       Sure it would cost money. But right now, with all our ineffective programs and legal restraints, we’re just throwing good money after bad (taxpayer as well as donor) and wasting the energies of well-meaning city officials, church people and other volunteers – not to mention squandering any chances (however slim) of rehabilitating the shuffling mumblers themselves. 

       Details? How about requiring that after the third time someone is cited for camping outside with zero prospects, it’s off to the institution. It sounds like a win-win to me, moving poor losers off the streets and into the care of specialists who could dry them out, then diagnose whatever’s meandering around inside their ailing skulls. Better for them. Better for us. 

       Plus, I predict a side benefit. Once the word gets out that uncooperative campers are being shipped away to shrink-land, I think we’ll suddenly see a lot of those layabouts acting in ways that aren’t so crazy after all. Getting off the streets. Buying a razor. Applying for jobs. Maybe even finding Jesus and joining those churches they’ve been leeching from.


A friend of mine (who is also homeless) came across this column and printed it out for my benefit.

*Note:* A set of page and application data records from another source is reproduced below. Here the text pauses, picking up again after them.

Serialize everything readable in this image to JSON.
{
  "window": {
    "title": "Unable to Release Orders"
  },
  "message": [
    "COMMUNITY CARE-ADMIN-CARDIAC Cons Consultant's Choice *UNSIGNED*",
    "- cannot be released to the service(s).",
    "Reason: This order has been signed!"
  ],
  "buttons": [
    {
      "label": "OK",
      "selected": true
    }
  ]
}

So now, I’m passing it along to you.

Yes, I’ll also be e-mailing this post to Boulder City Council; I know of no group of elected officials anywhere more in need of a huge dose of COMMON SENSE.

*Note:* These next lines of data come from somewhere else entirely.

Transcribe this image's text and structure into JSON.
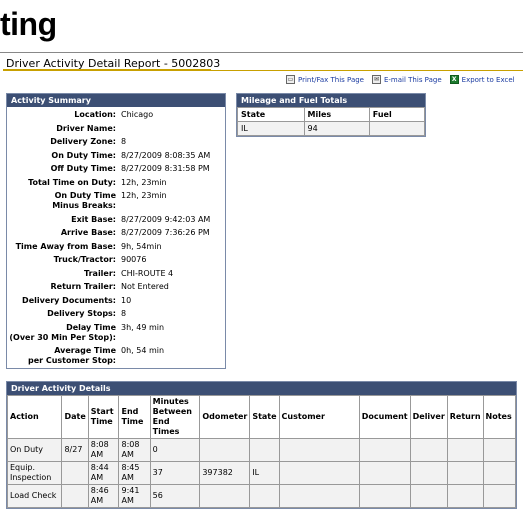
{
  "page": {
    "heading_fragment": "ting"
  },
  "report": {
    "title": "Driver Activity Detail Report - 5002803"
  },
  "links": [
    {
      "label": "Print/Fax This Page",
      "icon": "printer-icon"
    },
    {
      "label": "E-mail This Page",
      "icon": "email-icon"
    },
    {
      "label": "Export to Excel",
      "icon": "excel-icon"
    }
  ],
  "summary": {
    "header": "Activity Summary",
    "rows": [
      {
        "k": "Location:",
        "v": "Chicago"
      },
      {
        "k": "Driver Name:",
        "v": ""
      },
      {
        "k": "Delivery Zone:",
        "v": "8"
      },
      {
        "k": "On Duty Time:",
        "v": "8/27/2009 8:08:35 AM"
      },
      {
        "k": "Off Duty Time:",
        "v": "8/27/2009 8:31:58 PM"
      },
      {
        "k": "Total Time on Duty:",
        "v": "12h, 23min"
      },
      {
        "k1": "On Duty Time",
        "k2": "Minus Breaks:",
        "v": "12h, 23min"
      },
      {
        "k": "Exit Base:",
        "v": "8/27/2009 9:42:03 AM"
      },
      {
        "k": "Arrive Base:",
        "v": "8/27/2009 7:36:26 PM"
      },
      {
        "k": "Time Away from Base:",
        "v": "9h, 54min"
      },
      {
        "k": "Truck/Tractor:",
        "v": "90076"
      },
      {
        "k": "Trailer:",
        "v": "CHI-ROUTE 4"
      },
      {
        "k": "Return Trailer:",
        "v": "Not Entered"
      },
      {
        "k": "Delivery Documents:",
        "v": "10"
      },
      {
        "k": "Delivery Stops:",
        "v": "8"
      },
      {
        "k1": "Delay Time",
        "k2": "(Over 30 Min Per Stop):",
        "v": "3h, 49 min"
      },
      {
        "k1": "Average Time",
        "k2": "per Customer Stop:",
        "v": "0h, 54 min"
      }
    ]
  },
  "mileage": {
    "header": "Mileage and Fuel Totals",
    "columns": [
      "State",
      "Miles",
      "Fuel"
    ],
    "rows": [
      [
        "IL",
        "94",
        ""
      ]
    ]
  },
  "details": {
    "header": "Driver Activity Details",
    "columns": [
      "Action",
      "Date",
      "Start Time",
      "End Time",
      "Minutes Between End Times",
      "Odometer",
      "State",
      "Customer",
      "Document",
      "Deliver",
      "Return",
      "Notes"
    ],
    "rows": [
      [
        "On Duty",
        "8/27",
        "8:08 AM",
        "8:08 AM",
        "0",
        "",
        "",
        "",
        "",
        "",
        "",
        ""
      ],
      [
        "Equip. Inspection",
        "",
        "8:44 AM",
        "8:45 AM",
        "37",
        "397382",
        "IL",
        "",
        "",
        "",
        "",
        ""
      ],
      [
        "Load Check",
        "",
        "8:46 AM",
        "9:41 AM",
        "56",
        "",
        "",
        "",
        "",
        "",
        "",
        ""
      ]
    ]
  }
}
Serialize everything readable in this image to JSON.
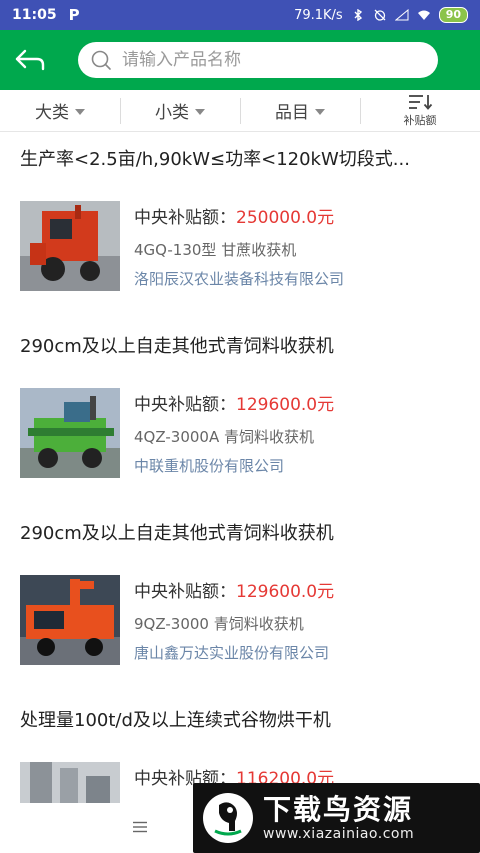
{
  "status_bar": {
    "time": "11:05",
    "app_icon": "P",
    "network_speed": "79.1K/s",
    "battery": "90",
    "icons": [
      "bluetooth-icon",
      "alarm-off-icon",
      "signal-icon",
      "wifi-icon",
      "battery-icon"
    ]
  },
  "header": {
    "back_icon": "back-arrow-icon",
    "search": {
      "placeholder": "请输入产品名称",
      "value": ""
    },
    "accent_color": "#00a84d"
  },
  "filters": {
    "category_label": "大类",
    "subcategory_label": "小类",
    "item_label": "品目",
    "sort_label": "补贴额"
  },
  "products": [
    {
      "title": "生产率<2.5亩/h,90kW≤功率<120kW切段式...",
      "subsidy_label": "中央补贴额：",
      "subsidy_value": "250000.0元",
      "model": "4GQ-130型 甘蔗收获机",
      "company": "洛阳辰汉农业装备科技有限公司"
    },
    {
      "title": "290cm及以上自走其他式青饲料收获机",
      "subsidy_label": "中央补贴额：",
      "subsidy_value": "129600.0元",
      "model": "4QZ-3000A 青饲料收获机",
      "company": "中联重机股份有限公司"
    },
    {
      "title": "290cm及以上自走其他式青饲料收获机",
      "subsidy_label": "中央补贴额：",
      "subsidy_value": "129600.0元",
      "model": "9QZ-3000 青饲料收获机",
      "company": "唐山鑫万达实业股份有限公司"
    },
    {
      "title": "处理量100t/d及以上连续式谷物烘干机",
      "subsidy_label": "中央补贴额：",
      "subsidy_value": "116200.0元",
      "model": "",
      "company": ""
    }
  ],
  "colors": {
    "status_bar": "#3f51b5",
    "header": "#00a84d",
    "price": "#e53935",
    "company": "#6b86a8"
  },
  "watermark": {
    "title": "下载鸟资源",
    "url": "www.xiazainiao.com"
  }
}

WANTED: Shed or other outbuilding for shelter this winter


By Max R. Weller

I can’t afford to pay rent, but I can provide references from solid citizens attesting to my cleanliness, sobriety, and peaceful behavior.

I spent all of last winter, including 3 or 4 nights with the temperature below zero, sleeping under a tarp with several sleeping bags and wool blankets — and bundled up in my winter coat, insulated gloves, and balaclava — but at age 61 with an arthritic hip and a few other medical issues, I’d be better off with a roof and four walls to more effectively protect me from the elements.

If you live in my north Boulder neighborhood, around the intersection of N. Broadway & U.S. 36, and have a shed or other outbuilding where I could safely sleep overnight this coming winter, please leave a comment here on my blog or on my Facebook page.

Thank you!

(E-mailed to Boulder City Council.)